Chock full of nods to the comics the screenplay is both a strength and weakness for the film. The story is well sequenced giving the audience enough time between action scenes to grasp the characters motivations and the plot but there are tangential narrative threads that disrupt the focus of the film. Chief amongst them is the frost giants’ fore mentioned relic which is given lots of attention in the first act but has little effect on the outcome. In addition I felt that S.H.I.E.L.D. was nearly irrelevant this time around; other than introducing Jeremy Renner’s Hawkeye the secret security faction just gets in the way of the movie’s momentum.
While most of the comedy crashes and burns there are a few laughs to be found in the film. Most come from star Hemsworth’s charismatic portrayal of the God of Thunder. He plays up the stranger-in-a-strange-land aspect of the story with his cavalier but charming attitude and by breaking all rules of diner etiquette in a particularly funny scene with the scientists whose respective roles as love interest (Portman) friendly father figure (Skarsgaard) and POV character (Dennings) are ripped right out of a screenwriters handbook.

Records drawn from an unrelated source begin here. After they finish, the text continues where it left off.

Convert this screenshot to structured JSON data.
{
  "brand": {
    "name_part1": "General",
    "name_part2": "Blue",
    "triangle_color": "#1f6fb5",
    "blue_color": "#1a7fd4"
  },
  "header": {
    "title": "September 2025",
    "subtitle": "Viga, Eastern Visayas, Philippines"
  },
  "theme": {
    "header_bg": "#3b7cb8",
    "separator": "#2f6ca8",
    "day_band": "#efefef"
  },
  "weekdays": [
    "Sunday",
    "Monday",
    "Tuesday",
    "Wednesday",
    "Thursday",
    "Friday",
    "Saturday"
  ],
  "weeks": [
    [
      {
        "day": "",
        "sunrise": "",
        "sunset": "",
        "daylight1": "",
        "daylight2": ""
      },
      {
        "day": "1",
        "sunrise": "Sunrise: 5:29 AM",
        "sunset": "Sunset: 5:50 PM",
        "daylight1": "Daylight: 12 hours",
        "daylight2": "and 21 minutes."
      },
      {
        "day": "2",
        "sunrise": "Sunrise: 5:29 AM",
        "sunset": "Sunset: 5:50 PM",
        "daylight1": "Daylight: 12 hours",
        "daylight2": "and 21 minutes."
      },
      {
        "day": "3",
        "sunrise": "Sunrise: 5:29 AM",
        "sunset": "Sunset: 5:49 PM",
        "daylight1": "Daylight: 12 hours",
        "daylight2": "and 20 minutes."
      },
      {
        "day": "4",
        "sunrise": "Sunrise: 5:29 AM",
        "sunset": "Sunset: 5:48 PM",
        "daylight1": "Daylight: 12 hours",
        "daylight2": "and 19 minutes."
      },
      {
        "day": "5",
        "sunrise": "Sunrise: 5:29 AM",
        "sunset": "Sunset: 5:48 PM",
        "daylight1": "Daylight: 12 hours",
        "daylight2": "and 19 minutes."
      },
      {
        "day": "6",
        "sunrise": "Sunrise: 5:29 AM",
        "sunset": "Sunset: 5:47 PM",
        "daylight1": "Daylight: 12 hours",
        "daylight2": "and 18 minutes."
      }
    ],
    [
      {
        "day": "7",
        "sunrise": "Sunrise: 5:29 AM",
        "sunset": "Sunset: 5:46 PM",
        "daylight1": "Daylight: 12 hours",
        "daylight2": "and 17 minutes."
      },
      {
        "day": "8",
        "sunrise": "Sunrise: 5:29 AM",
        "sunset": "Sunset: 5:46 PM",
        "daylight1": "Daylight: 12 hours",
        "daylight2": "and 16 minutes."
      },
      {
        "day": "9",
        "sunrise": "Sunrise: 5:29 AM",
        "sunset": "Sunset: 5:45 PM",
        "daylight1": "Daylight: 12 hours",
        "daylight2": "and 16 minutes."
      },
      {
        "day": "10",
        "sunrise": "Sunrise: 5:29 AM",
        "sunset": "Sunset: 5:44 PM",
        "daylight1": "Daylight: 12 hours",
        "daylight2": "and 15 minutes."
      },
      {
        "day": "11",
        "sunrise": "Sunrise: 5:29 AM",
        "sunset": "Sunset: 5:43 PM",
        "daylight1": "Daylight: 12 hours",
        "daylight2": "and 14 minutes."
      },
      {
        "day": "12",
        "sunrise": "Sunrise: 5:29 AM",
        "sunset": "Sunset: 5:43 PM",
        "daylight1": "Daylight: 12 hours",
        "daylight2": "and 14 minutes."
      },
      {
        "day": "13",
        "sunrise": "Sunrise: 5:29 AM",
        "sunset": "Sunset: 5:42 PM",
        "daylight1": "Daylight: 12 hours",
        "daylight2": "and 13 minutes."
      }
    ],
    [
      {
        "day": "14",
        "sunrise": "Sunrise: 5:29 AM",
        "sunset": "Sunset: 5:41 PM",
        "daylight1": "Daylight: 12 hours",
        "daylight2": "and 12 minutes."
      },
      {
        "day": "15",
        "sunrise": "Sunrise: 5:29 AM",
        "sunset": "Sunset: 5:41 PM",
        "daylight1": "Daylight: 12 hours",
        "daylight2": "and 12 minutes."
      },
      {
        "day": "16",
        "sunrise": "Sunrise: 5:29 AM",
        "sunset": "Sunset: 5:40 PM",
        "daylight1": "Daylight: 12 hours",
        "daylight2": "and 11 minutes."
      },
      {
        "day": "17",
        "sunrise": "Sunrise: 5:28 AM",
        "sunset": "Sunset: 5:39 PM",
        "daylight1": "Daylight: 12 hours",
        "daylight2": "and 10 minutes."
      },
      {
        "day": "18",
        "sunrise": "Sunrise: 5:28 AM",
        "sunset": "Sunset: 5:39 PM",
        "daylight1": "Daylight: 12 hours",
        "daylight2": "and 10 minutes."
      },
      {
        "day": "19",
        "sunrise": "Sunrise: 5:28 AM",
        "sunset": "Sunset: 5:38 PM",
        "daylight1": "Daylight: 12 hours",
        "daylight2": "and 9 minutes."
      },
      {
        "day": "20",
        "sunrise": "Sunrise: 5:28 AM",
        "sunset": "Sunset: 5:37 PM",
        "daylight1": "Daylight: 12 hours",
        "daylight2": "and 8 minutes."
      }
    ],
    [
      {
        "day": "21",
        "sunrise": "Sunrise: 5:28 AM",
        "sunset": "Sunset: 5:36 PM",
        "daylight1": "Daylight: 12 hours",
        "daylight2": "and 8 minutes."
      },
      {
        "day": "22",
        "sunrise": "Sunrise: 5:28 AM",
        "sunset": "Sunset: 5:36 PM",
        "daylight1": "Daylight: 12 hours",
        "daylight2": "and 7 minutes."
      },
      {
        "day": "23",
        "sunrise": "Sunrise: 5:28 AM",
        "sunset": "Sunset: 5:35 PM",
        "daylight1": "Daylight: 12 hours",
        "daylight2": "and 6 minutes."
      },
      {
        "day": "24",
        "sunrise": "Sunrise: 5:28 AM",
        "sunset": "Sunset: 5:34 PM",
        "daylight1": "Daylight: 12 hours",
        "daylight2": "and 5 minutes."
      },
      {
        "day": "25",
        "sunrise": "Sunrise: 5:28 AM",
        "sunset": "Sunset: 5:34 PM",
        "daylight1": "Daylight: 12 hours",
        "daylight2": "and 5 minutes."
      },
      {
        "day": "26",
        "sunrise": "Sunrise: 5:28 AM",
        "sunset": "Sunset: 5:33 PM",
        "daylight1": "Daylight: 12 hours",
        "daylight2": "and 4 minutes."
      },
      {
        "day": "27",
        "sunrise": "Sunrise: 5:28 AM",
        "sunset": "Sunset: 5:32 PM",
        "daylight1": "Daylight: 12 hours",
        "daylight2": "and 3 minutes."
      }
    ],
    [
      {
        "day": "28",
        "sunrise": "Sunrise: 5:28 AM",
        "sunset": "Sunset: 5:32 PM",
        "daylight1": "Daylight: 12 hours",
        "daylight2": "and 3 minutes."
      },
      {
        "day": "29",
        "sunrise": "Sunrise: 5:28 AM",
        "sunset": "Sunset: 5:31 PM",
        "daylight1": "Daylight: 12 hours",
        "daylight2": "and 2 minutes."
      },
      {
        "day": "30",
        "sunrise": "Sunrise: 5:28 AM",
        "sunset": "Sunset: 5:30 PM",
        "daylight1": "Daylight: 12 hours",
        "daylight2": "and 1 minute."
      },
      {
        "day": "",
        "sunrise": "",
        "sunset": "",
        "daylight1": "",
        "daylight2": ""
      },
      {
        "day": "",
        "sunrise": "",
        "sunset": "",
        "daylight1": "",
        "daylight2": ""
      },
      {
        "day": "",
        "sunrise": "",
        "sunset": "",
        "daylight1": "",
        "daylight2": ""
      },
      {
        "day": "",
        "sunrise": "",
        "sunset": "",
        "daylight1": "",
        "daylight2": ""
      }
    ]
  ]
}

Though he handles the humorous moments without a problem Hemsworth struggles with some of the more dramatic scenes in the movie; the result of over-acting and too much time spent on the Australian soap opera Home and Away. Luckily he’s surrounded by a stellar supporting cast that fills the void. Most impressive is Tom Hiddleston who gives a truly humanistic performance as the jealous Loki. His arc steeped in Shakespearean tragedy (like Thor’s) drums up genuine sympathy that one rarely has for a comic book movie villain.
My grievances with the technical aspects of the production aside Branagh has succeeded in further exploring the Marvel Universe with a film that works both as a standalone superhero flick and as the next chapter in the story of The Avengers. Thor is very much a comic book film and doesn’t hide from the reputation that its predecessors have given the sub-genre or the tropes that define it. Balanced pretty evenly between “serious” and “silly ” its scope is large enough to please fans well versed in the source material but its tone is light enough to make it a mainstream hit.